*** Exercise inputs ***

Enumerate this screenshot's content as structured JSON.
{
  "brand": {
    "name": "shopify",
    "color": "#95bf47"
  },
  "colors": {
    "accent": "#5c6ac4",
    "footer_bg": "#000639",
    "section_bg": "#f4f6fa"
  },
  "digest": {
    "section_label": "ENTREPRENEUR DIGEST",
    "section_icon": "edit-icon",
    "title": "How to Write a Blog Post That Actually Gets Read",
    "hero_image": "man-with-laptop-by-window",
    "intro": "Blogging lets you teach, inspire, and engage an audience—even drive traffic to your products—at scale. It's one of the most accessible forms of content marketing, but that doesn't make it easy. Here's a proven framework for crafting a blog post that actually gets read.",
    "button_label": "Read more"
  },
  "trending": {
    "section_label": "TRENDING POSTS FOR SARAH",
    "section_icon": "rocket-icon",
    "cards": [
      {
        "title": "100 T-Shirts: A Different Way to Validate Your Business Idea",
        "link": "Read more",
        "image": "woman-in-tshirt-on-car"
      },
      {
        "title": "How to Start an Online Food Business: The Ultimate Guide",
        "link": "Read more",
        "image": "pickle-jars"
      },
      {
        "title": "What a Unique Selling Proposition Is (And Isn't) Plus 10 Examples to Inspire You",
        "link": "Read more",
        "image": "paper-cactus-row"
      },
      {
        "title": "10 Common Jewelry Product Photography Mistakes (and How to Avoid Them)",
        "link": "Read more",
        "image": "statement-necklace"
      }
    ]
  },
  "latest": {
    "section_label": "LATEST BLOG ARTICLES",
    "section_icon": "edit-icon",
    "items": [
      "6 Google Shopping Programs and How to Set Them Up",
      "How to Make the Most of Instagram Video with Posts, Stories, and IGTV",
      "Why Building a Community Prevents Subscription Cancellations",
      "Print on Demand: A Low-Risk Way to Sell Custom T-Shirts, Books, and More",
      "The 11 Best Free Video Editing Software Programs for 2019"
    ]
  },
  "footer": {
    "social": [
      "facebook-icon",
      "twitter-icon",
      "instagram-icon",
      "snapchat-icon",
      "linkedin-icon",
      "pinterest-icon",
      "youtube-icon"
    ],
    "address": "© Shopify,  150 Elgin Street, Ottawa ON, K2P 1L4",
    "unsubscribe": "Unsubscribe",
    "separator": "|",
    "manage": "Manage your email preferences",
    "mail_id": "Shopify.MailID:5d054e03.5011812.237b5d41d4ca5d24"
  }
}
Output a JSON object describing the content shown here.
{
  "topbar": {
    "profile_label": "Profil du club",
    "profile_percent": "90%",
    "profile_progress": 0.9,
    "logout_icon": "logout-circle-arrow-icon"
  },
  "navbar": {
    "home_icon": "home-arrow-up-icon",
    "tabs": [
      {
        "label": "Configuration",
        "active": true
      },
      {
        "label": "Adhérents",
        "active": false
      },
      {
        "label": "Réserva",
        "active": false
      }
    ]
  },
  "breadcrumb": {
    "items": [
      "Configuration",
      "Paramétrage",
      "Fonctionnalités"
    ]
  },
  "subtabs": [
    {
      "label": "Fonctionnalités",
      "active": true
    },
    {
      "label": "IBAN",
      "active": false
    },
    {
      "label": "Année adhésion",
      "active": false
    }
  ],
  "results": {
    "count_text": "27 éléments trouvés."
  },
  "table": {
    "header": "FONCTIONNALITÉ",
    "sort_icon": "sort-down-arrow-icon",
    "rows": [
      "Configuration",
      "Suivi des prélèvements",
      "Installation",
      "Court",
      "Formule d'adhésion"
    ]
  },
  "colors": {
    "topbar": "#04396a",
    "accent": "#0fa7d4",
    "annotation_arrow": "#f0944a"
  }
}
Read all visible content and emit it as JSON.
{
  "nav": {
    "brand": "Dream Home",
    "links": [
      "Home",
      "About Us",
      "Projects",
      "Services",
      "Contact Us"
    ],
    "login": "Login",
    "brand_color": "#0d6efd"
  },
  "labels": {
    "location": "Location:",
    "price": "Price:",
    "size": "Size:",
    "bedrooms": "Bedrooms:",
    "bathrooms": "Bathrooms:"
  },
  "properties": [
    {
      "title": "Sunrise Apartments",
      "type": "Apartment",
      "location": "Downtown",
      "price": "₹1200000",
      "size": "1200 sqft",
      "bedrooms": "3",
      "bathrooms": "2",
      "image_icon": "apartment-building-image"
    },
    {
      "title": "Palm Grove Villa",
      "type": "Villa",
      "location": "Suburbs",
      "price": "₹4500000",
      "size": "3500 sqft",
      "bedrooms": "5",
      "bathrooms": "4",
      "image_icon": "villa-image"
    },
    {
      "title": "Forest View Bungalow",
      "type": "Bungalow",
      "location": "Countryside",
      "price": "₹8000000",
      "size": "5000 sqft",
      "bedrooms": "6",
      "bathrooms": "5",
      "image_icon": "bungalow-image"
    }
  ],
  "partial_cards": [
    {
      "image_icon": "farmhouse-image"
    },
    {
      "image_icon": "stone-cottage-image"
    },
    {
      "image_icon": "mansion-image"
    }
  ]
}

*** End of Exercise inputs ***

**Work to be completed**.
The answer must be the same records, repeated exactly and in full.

**Problem solution**.
Enumerate this screenshot's content as structured JSON.
{
  "brand": {
    "name": "shopify",
    "color": "#95bf47"
  },
  "colors": {
    "accent": "#5c6ac4",
    "footer_bg": "#000639",
    "section_bg": "#f4f6fa"
  },
  "digest": {
    "section_label": "ENTREPRENEUR DIGEST",
    "section_icon": "edit-icon",
    "title": "How to Write a Blog Post That Actually Gets Read",
    "hero_image": "man-with-laptop-by-window",
    "intro": "Blogging lets you teach, inspire, and engage an audience—even drive traffic to your products—at scale. It's one of the most accessible forms of content marketing, but that doesn't make it easy. Here's a proven framework for crafting a blog post that actually gets read.",
    "button_label": "Read more"
  },
  "trending": {
    "section_label": "TRENDING POSTS FOR SARAH",
    "section_icon": "rocket-icon",
    "cards": [
      {
        "title": "100 T-Shirts: A Different Way to Validate Your Business Idea",
        "link": "Read more",
        "image": "woman-in-tshirt-on-car"
      },
      {
        "title": "How to Start an Online Food Business: The Ultimate Guide",
        "link": "Read more",
        "image": "pickle-jars"
      },
      {
        "title": "What a Unique Selling Proposition Is (And Isn't) Plus 10 Examples to Inspire You",
        "link": "Read more",
        "image": "paper-cactus-row"
      },
      {
        "title": "10 Common Jewelry Product Photography Mistakes (and How to Avoid Them)",
        "link": "Read more",
        "image": "statement-necklace"
      }
    ]
  },
  "latest": {
    "section_label": "LATEST BLOG ARTICLES",
    "section_icon": "edit-icon",
    "items": [
      "6 Google Shopping Programs and How to Set Them Up",
      "How to Make the Most of Instagram Video with Posts, Stories, and IGTV",
      "Why Building a Community Prevents Subscription Cancellations",
      "Print on Demand: A Low-Risk Way to Sell Custom T-Shirts, Books, and More",
      "The 11 Best Free Video Editing Software Programs for 2019"
    ]
  },
  "footer": {
    "social": [
      "facebook-icon",
      "twitter-icon",
      "instagram-icon",
      "snapchat-icon",
      "linkedin-icon",
      "pinterest-icon",
      "youtube-icon"
    ],
    "address": "© Shopify,  150 Elgin Street, Ottawa ON, K2P 1L4",
    "unsubscribe": "Unsubscribe",
    "separator": "|",
    "manage": "Manage your email preferences",
    "mail_id": "Shopify.MailID:5d054e03.5011812.237b5d41d4ca5d24"
  }
}
Output a JSON object describing the content shown here.
{
  "topbar": {
    "profile_label": "Profil du club",
    "profile_percent": "90%",
    "profile_progress": 0.9,
    "logout_icon": "logout-circle-arrow-icon"
  },
  "navbar": {
    "home_icon": "home-arrow-up-icon",
    "tabs": [
      {
        "label": "Configuration",
        "active": true
      },
      {
        "label": "Adhérents",
        "active": false
      },
      {
        "label": "Réserva",
        "active": false
      }
    ]
  },
  "breadcrumb": {
    "items": [
      "Configuration",
      "Paramétrage",
      "Fonctionnalités"
    ]
  },
  "subtabs": [
    {
      "label": "Fonctionnalités",
      "active": true
    },
    {
      "label": "IBAN",
      "active": false
    },
    {
      "label": "Année adhésion",
      "active": false
    }
  ],
  "results": {
    "count_text": "27 éléments trouvés."
  },
  "table": {
    "header": "FONCTIONNALITÉ",
    "sort_icon": "sort-down-arrow-icon",
    "rows": [
      "Configuration",
      "Suivi des prélèvements",
      "Installation",
      "Court",
      "Formule d'adhésion"
    ]
  },
  "colors": {
    "topbar": "#04396a",
    "accent": "#0fa7d4",
    "annotation_arrow": "#f0944a"
  }
}
Read all visible content and emit it as JSON.
{
  "nav": {
    "brand": "Dream Home",
    "links": [
      "Home",
      "About Us",
      "Projects",
      "Services",
      "Contact Us"
    ],
    "login": "Login",
    "brand_color": "#0d6efd"
  },
  "labels": {
    "location": "Location:",
    "price": "Price:",
    "size": "Size:",
    "bedrooms": "Bedrooms:",
    "bathrooms": "Bathrooms:"
  },
  "properties": [
    {
      "title": "Sunrise Apartments",
      "type": "Apartment",
      "location": "Downtown",
      "price": "₹1200000",
      "size": "1200 sqft",
      "bedrooms": "3",
      "bathrooms": "2",
      "image_icon": "apartment-building-image"
    },
    {
      "title": "Palm Grove Villa",
      "type": "Villa",
      "location": "Suburbs",
      "price": "₹4500000",
      "size": "3500 sqft",
      "bedrooms": "5",
      "bathrooms": "4",
      "image_icon": "villa-image"
    },
    {
      "title": "Forest View Bungalow",
      "type": "Bungalow",
      "location": "Countryside",
      "price": "₹8000000",
      "size": "5000 sqft",
      "bedrooms": "6",
      "bathrooms": "5",
      "image_icon": "bungalow-image"
    }
  ],
  "partial_cards": [
    {
      "image_icon": "farmhouse-image"
    },
    {
      "image_icon": "stone-cottage-image"
    },
    {
      "image_icon": "mansion-image"
    }
  ]
}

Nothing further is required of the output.